Two Ohio State alumnae are coming together this summer for an art exhibition in Southern California. One is Gigi Rice — actress, artist, gallery owner. The other is Sidi Gluck — painter, art teacher, Auschwitz survivor.
Rice’s gallery, the Alice Rice Gallery in Laguna Beach, will host an exhibition of Gluck’s rarely seen paintings in the June 25 to Aug. 22 exhibition “Sidi Grunstein Gluck: Remember…”. The show will feature dozens of Gluck’s post-Holocaust oils and prints in an unforgettable series of colorful and revealing abstracts. The show’s title draws from her physician father’s final words spoken to her en route to Auschwitz in 1944: “Remember … nobody can take away what is in your head.”
Gluck’s story starts in Czechoslovakia, where she was born in 1922 and grew up in a well-off family living near the border of Hungary. As the war began to rage, her older brother fled to a safe house, while the rest of her family was sent to Auschwitz.
“Sidi told me when she was a little girl, a palm reader visited their home and told her she was going to live a very long life,” Rice said. “In Auschwitz, Sidi was pulled from the (execution) line at the very last minute. She knew then that she would survive.”
Though the rest of her family perished at the hands of the Nazis, Gluck relocated to the U.S. and settled in Columbus, where she enrolled at Ohio State and earned a bachelor’s degree in art education, studying painting and graphics with well-known artists Hoyt L. Sherman and Sidney Chafetz.
She went on to earn both an MA and MFA from Ohio State, and taught art in Columbus Public Schools until 1972, when she moved to Southern California. There, she taught art in inner-city Los Angeles schools for more than two decades.
“Sidi calls herself a ‘colorist’ — her art is abstract and full of bright colors,” Rice explained. “I think when people visit the gallery and see her paintings, she wants them to be struck not by her story but by the colors. Color to her means survival. Her girlhood home was surrounded by colorful gardens, and it was those memories that kept her going.”

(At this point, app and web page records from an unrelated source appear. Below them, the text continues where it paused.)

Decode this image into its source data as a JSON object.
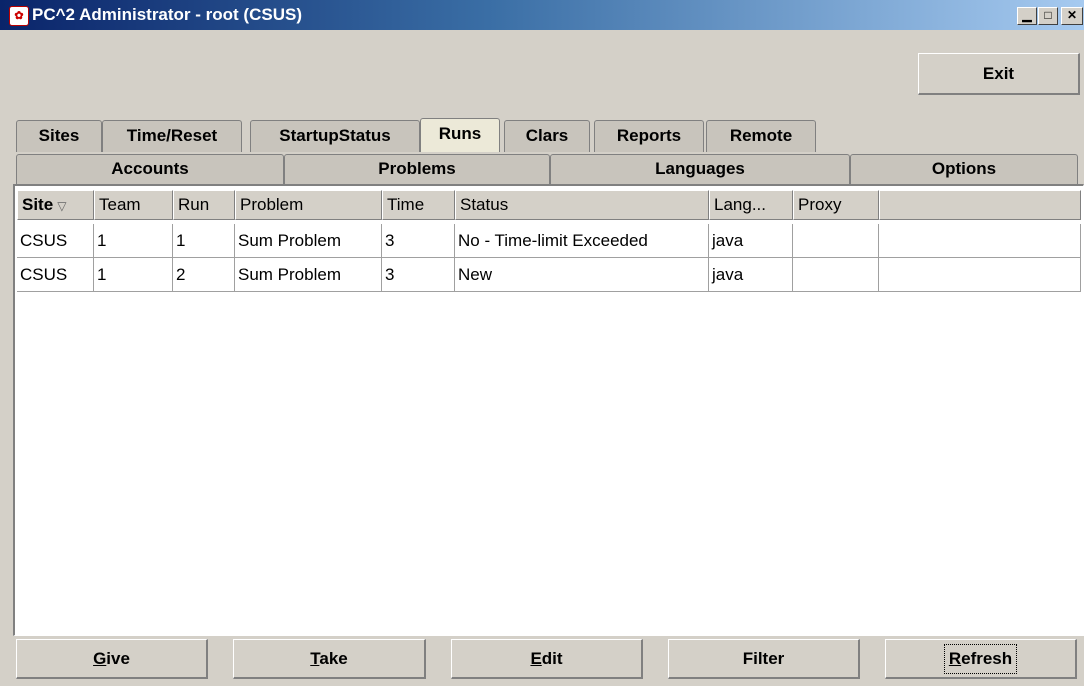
{
  "window": {
    "title": "PC^2 Administrator  - root (CSUS)",
    "icon": "pc2-app-icon",
    "controls": [
      "minimize-icon",
      "maximize-icon",
      "close-icon"
    ]
  },
  "toolbar": {
    "exit_label": "Exit"
  },
  "tabs_row1": [
    {
      "label": "Sites"
    },
    {
      "label": "Time/Reset"
    },
    {
      "label": "StartupStatus"
    },
    {
      "label": "Runs",
      "selected": true
    },
    {
      "label": "Clars"
    },
    {
      "label": "Reports"
    },
    {
      "label": "Remote"
    }
  ],
  "tabs_row2": [
    {
      "label": "Accounts"
    },
    {
      "label": "Problems"
    },
    {
      "label": "Languages"
    },
    {
      "label": "Options"
    }
  ],
  "table": {
    "columns": [
      "Site",
      "Team",
      "Run",
      "Problem",
      "Time",
      "Status",
      "Lang...",
      "Proxy",
      ""
    ],
    "sort_column": "Site",
    "sort_indicator": "▽",
    "rows": [
      [
        "CSUS",
        "1",
        "1",
        "Sum Problem",
        "3",
        "No - Time-limit Exceeded",
        "java",
        "",
        ""
      ],
      [
        "CSUS",
        "1",
        "2",
        "Sum Problem",
        "3",
        "New",
        "java",
        "",
        ""
      ]
    ]
  },
  "actions": {
    "give": {
      "mnemonic": "G",
      "rest": "ive"
    },
    "take": {
      "mnemonic": "T",
      "rest": "ake"
    },
    "edit": {
      "mnemonic": "E",
      "rest": "dit"
    },
    "filter": {
      "label": "Filter"
    },
    "refresh": {
      "mnemonic": "R",
      "rest": "efresh"
    }
  }
}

One of the paintings in the show is called “The March” and shows a long line of women with a rainbow of colors washing over them, a piece that Rice calls profound. Another large abstract, “The Liberation,” is filled with strong brushstrokes and bold hues.

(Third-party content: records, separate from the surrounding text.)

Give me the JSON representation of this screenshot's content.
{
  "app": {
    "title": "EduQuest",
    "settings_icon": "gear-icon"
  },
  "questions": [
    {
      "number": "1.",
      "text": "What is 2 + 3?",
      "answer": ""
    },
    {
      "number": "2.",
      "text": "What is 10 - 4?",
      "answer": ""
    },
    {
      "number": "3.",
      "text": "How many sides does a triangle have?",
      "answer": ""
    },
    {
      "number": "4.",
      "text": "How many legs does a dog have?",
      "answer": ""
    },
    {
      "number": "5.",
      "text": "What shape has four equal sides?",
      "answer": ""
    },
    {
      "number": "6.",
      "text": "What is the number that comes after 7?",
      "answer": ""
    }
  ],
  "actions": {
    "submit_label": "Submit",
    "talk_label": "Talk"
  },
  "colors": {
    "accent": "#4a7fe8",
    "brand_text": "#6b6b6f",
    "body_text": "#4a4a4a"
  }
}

Rice said she is “thrilled” that Gluck, who will be 94 in July, will attend the show’s opening reception. “She’s very humble and even a little shy,” Rice said. “But she’s agreed to come at least for a couple of hours.”

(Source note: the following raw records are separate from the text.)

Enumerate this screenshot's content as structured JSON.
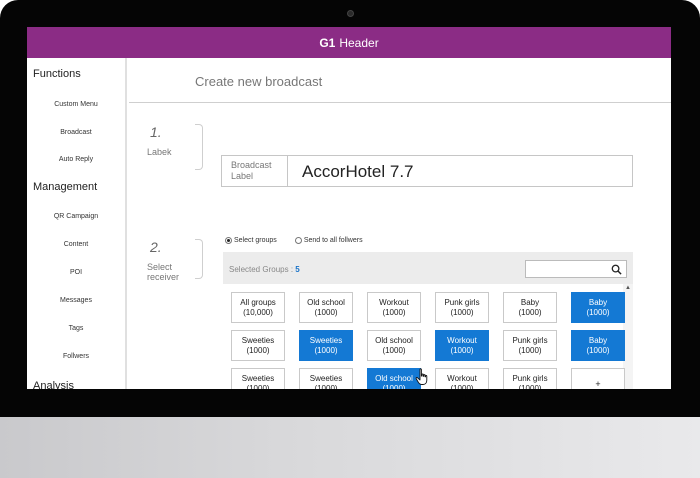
{
  "header": {
    "brand": "G1",
    "title": "Header"
  },
  "sidebar": {
    "groups": [
      {
        "label": "Functions",
        "items": [
          "Custom Menu",
          "Broadcast",
          "Auto Reply"
        ]
      },
      {
        "label": "Management",
        "items": [
          "QR Campaign",
          "Content",
          "POI",
          "Messages",
          "Tags",
          "Follwers"
        ]
      },
      {
        "label": "Analysis",
        "items": []
      }
    ]
  },
  "main": {
    "title": "Create new broadcast",
    "step1": {
      "number": "1.",
      "label": "Labek"
    },
    "step2": {
      "number": "2.",
      "label_line1": "Select",
      "label_line2": "receiver"
    },
    "broadcast_label": {
      "key_line1": "Broadcast",
      "key_line2": "Label",
      "value": "AccorHotel 7.7"
    },
    "radios": {
      "select_groups": "Select groups",
      "send_all": "Send to all follwers",
      "selected": "select_groups"
    },
    "selected_groups": {
      "label": "Selected Groups : ",
      "count": "5"
    },
    "search": {
      "value": ""
    },
    "tiles": [
      [
        {
          "name": "All groups",
          "count": "(10,000)",
          "sel": false
        },
        {
          "name": "Old school",
          "count": "(1000)",
          "sel": false
        },
        {
          "name": "Workout",
          "count": "(1000)",
          "sel": false
        },
        {
          "name": "Punk girls",
          "count": "(1000)",
          "sel": false
        },
        {
          "name": "Baby",
          "count": "(1000)",
          "sel": false
        },
        {
          "name": "Baby",
          "count": "(1000)",
          "sel": true
        }
      ],
      [
        {
          "name": "Sweeties",
          "count": "(1000)",
          "sel": false
        },
        {
          "name": "Sweeties",
          "count": "(1000)",
          "sel": true
        },
        {
          "name": "Old school",
          "count": "(1000)",
          "sel": false
        },
        {
          "name": "Workout",
          "count": "(1000)",
          "sel": true
        },
        {
          "name": "Punk girls",
          "count": "(1000)",
          "sel": false
        },
        {
          "name": "Baby",
          "count": "(1000)",
          "sel": true
        }
      ],
      [
        {
          "name": "Sweeties",
          "count": "(1000)",
          "sel": false
        },
        {
          "name": "Sweeties",
          "count": "(1000)",
          "sel": false
        },
        {
          "name": "Old school",
          "count": "(1000)",
          "sel": true
        },
        {
          "name": "Workout",
          "count": "(1000)",
          "sel": false
        },
        {
          "name": "Punk girls",
          "count": "(1000)",
          "sel": false
        },
        {
          "name": "+",
          "count": "",
          "sel": false
        }
      ]
    ]
  },
  "colors": {
    "header": "#8b2c85",
    "selected_tile": "#1479d4",
    "accent_count": "#1a73c8"
  }
}
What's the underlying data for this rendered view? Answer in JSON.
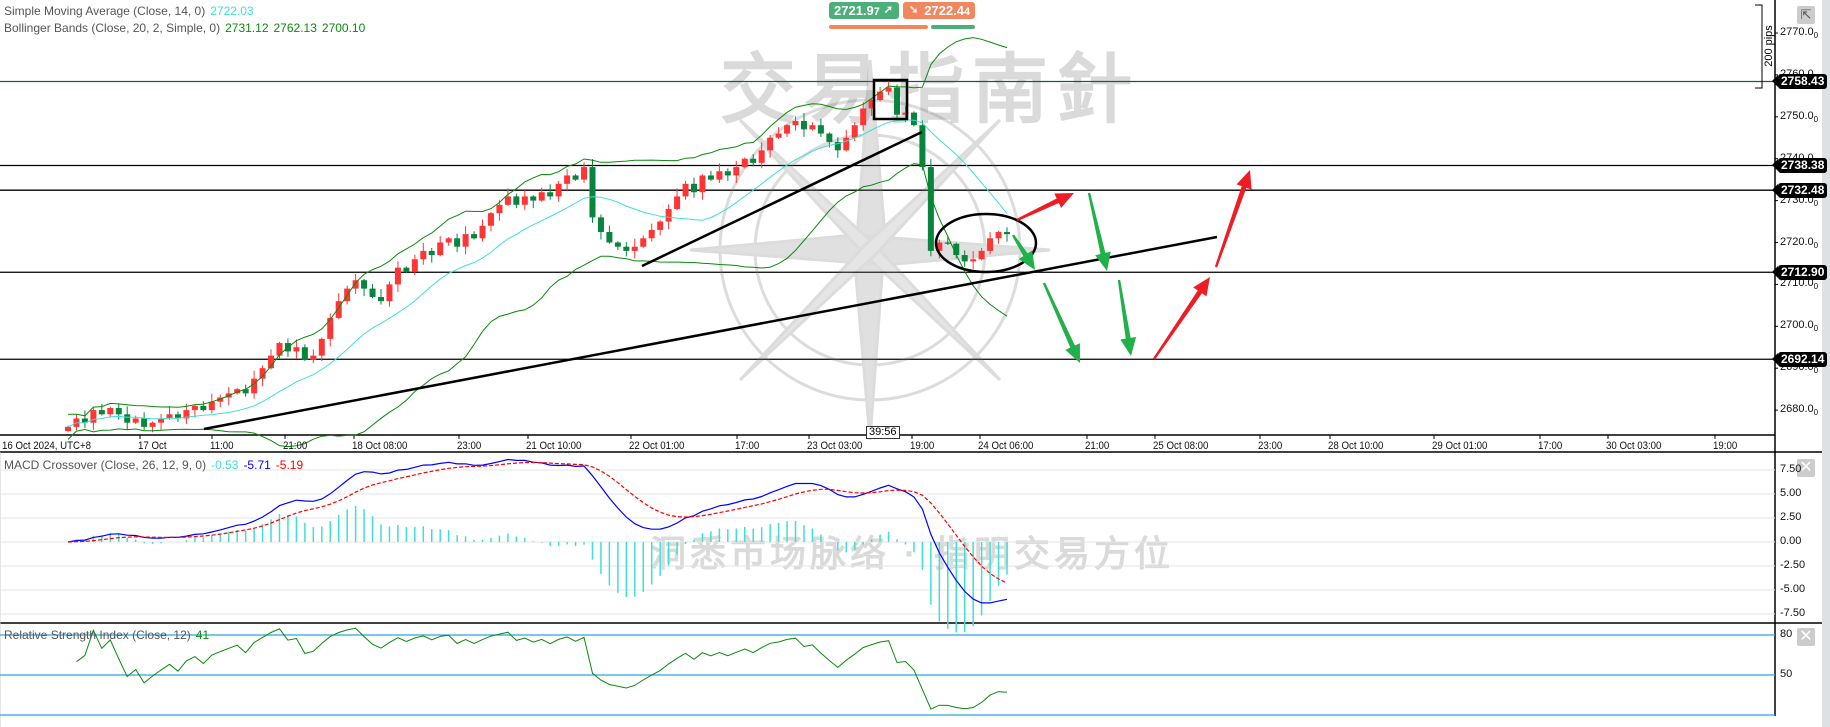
{
  "legends": {
    "sma": {
      "label": "Simple Moving Average (Close, 14, 0)",
      "value": "2722.03"
    },
    "bb": {
      "label": "Bollinger Bands (Close, 20, 2, Simple, 0)",
      "mid": "2731.12",
      "upper": "2762.13",
      "lower": "2700.10"
    },
    "macd": {
      "label": "MACD Crossover (Close, 26, 12, 9, 0)",
      "hist": "-0.53",
      "macd": "-5.71",
      "signal": "-5.19"
    },
    "rsi": {
      "label": "Relative Strength Index (Close, 12)",
      "value": "41"
    }
  },
  "quote": {
    "bid": "2721.9",
    "bid_sub": "7",
    "ask": "2722.4",
    "ask_sub": "4",
    "bid_icon": "arrow-up-right-icon",
    "ask_icon": "arrow-down-right-icon",
    "sentiment_sell_pct": 70,
    "sentiment_buy_pct": 30
  },
  "colors": {
    "up": "#ff3535",
    "down": "#08843e",
    "sma": "#40e0d0",
    "bb": "#0a8a0a",
    "macd": "#0000ff",
    "signal": "#ff0000",
    "hist": "#40e0d0",
    "rsi": "#0a8a0a",
    "rsi_levels": "#29a8e0",
    "bid": "#4caf7a",
    "ask": "#f2875f"
  },
  "countdown": "39:56",
  "pips_ruler": "200 pips",
  "watermark": {
    "title": "交易指南針",
    "slogan": "洞悉市场脉络 · 指明交易方位"
  },
  "chart_data": [
    {
      "type": "candlestick",
      "title": "",
      "ylim": [
        2674,
        2775
      ],
      "yticks": [
        "2770.0",
        "2760.0",
        "2750.0",
        "2740.0",
        "2730.0",
        "2720.0",
        "2710.0",
        "2700.0",
        "2690.0",
        "2680.0"
      ],
      "ytick_sub": "0",
      "xticks": [
        "16 Oct 2024, UTC+8",
        "17 Oct",
        "11:00",
        "21:00",
        "18 Oct 08:00",
        "23:00",
        "21 Oct 10:00",
        "22 Oct 01:00",
        "17:00",
        "23 Oct 03:00",
        "19:00",
        "24 Oct 06:00",
        "21:00",
        "25 Oct 08:00",
        "23:00",
        "28 Oct 10:00",
        "29 Oct 01:00",
        "17:00",
        "30 Oct 03:00",
        "19:00"
      ],
      "up_color": "red",
      "down_color": "green",
      "closes": [
        2676,
        2678,
        2677,
        2680,
        2679,
        2680.5,
        2679,
        2677,
        2678,
        2676,
        2677,
        2678,
        2679,
        2678,
        2680,
        2681,
        2680,
        2682,
        2683,
        2684,
        2685,
        2684,
        2687.5,
        2690,
        2693,
        2696,
        2694,
        2695,
        2692,
        2693,
        2697,
        2702,
        2706,
        2709,
        2711,
        2709,
        2707,
        2706,
        2710,
        2714,
        2713,
        2716,
        2718,
        2717,
        2720,
        2721,
        2719,
        2722,
        2721,
        2724,
        2727,
        2729,
        2731,
        2729,
        2731,
        2730,
        2732,
        2731,
        2734,
        2736,
        2735,
        2738,
        2726,
        2722.5,
        2720,
        2719,
        2718,
        2719,
        2721,
        2723,
        2725,
        2728,
        2731,
        2734,
        2732,
        2736,
        2735,
        2737,
        2736,
        2738,
        2740,
        2739,
        2742,
        2745,
        2746,
        2748,
        2749,
        2747,
        2748,
        2746,
        2744,
        2742,
        2745,
        2748,
        2752,
        2754,
        2756,
        2757,
        2750.5,
        2751,
        2748,
        2738,
        2718,
        2720,
        2719.7,
        2717,
        2715.5,
        2716,
        2718,
        2721,
        2722.5,
        2722
      ],
      "horizontal_levels": [
        "2758.43",
        "2738.38",
        "2732.48",
        "2712.90",
        "2692.14"
      ],
      "indicators": [
        "SMA 14",
        "Bollinger Bands 20,2"
      ],
      "annotations": [
        "ascending trendline (long)",
        "ascending trendline (short)",
        "box at top",
        "ellipse around consolidation",
        "red up arrows",
        "green down arrows"
      ]
    },
    {
      "type": "line",
      "title": "MACD Crossover (Close, 26, 12, 9, 0)",
      "yticks": [
        "7.50",
        "5.00",
        "2.50",
        "0.00",
        "-2.50",
        "-5.00",
        "-7.50"
      ],
      "ylim": [
        -8.5,
        9.5
      ],
      "series": [
        "MACD",
        "Signal",
        "Histogram"
      ]
    },
    {
      "type": "line",
      "title": "Relative Strength Index (Close, 12)",
      "yticks": [
        "80",
        "50"
      ],
      "levels": [
        80,
        50,
        20
      ],
      "ylim": [
        15,
        90
      ]
    }
  ]
}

“I am so honored to be showcasing Sidi’s amazing artwork,” said Rice. “Collaborating with Sidi for this exhibition represents the beauty of what Ohio State is. It’s a place where you meet so many people, who are all contributing to make the world a better place. Ohio State is where you get such an amazing foundation to go out and make a huge difference in the world.”
Rice grew up in the Columbus suburb of Westerville, and graduated with a degree in musical theatre — a degree that at the time combined studies in theatre, music and dance. She landed an immediate role as an apprentice in Burt Reynolds’ Jupiter Theatre in Florida, and said, “I didn’t even go to commencement ... I had to start working right away.”
She eventually moved to Southern California and went on to star in myriad television series including The John Laroquette Show, Will and Grace, Frasier and Army Wives.
“In Army Wives, I played the part of a grandma. I was 42 at the time,” she said. “I decided I needed to start doing something else in addition to acting. So I started to paint.”
While taking painting classes, Rice met fellow artist Alice Hernandez-Gaona, and the two soon decided to open a gallery together. “We didn’t really know what we were doing, we just sort of did it,” Rice says of the Laguna Beach gallery they opened in 2014. “It just goes to show you what you can do if you put your mind to it.”
Rice was recently named a member of the College of Arts and Sciences’ Dean’s Advisory Committee. She and her husband, actor Ted McGinley, live in Pacific Palisades, California, and are currently starring as a husband and wife in the CW comedy No Tomorrow.